Has your heart been big in business and now you have a “big ask” for yourself? Whether you are launching a new product, expanding a business, looking for capital, or need some extra marketing muscle, perhaps it is time to go ahead and solicit support from those you have shown support to. Here are a few suggestions on how to properly ask for a business favor and avoid awkwardness.
Be Brief: Clear and concise writing is hard work, but completely worth it when it comes to raising your chances of having the recipient read it. You don’t have to tell the whole story, just the best part of the story. There is always going to be chancesfor follow-up information, upon the other person’s request. Write briefly enoughthat people want to respond and worry about spilling all the details later.
Entrepreneur and venture capitalist Mark Suster suggests on his blog, “BothSides of the Table,” to offer an appendix when worried about not offering enough context in a short email. “Ask the question/favor in a very short email, draw bigunderscores under the bottom of the email, and then below that put ‘appendix: more info just in case you wanted more context,’ or something similar. Reading this should not be required to answer the question.”
Write for Forwarding Ease: As a person who places connection above all things, many times when I can’t help a person, and I do know someone who might, I want to forward the request.

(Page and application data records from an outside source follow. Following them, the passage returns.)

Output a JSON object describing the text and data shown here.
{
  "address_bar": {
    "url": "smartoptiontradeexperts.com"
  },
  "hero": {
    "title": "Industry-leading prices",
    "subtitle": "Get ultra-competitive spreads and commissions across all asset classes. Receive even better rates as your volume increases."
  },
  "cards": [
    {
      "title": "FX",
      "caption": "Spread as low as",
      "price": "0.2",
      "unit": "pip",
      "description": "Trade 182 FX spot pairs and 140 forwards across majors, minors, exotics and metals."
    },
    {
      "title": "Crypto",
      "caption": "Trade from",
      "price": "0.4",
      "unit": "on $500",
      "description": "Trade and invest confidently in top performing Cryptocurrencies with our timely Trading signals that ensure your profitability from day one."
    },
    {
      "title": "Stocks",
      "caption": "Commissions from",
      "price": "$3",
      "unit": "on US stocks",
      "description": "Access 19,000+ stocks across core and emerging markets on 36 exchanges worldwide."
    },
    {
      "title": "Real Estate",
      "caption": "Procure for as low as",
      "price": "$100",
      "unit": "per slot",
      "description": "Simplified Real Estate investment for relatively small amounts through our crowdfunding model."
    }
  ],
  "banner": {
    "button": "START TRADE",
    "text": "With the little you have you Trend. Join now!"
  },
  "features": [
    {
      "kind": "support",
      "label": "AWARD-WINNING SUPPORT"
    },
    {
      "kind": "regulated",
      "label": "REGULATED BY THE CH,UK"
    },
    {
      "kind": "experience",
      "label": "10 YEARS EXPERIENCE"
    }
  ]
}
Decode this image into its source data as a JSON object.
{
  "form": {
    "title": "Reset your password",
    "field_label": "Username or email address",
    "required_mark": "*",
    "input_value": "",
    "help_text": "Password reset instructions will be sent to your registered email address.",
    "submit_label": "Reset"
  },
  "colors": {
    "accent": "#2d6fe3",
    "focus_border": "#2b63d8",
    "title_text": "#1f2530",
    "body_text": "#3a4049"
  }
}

Therefore, when you write an email asking for something, writeit so that it can be easily for- warded by the recipient. Avoid including per- sonalcommentary that will need to be edited out. The less work the recipient has to do in order to get your request into the right hands, the better. Be sure that whatever you are writing is readable to a third party.
Employ the Double Opt-In Rule: When introducing two people who don’t know each other, ask each of them to opt-in to the introduction first, and only proceed when permission is granted. I have seen contacts diminished and good will destroyed because people felt their privacy and freedom were invaded because a person was overzealous when asking for help.
I hope this was helpful to you and keep an eye out for more blogs to come next week!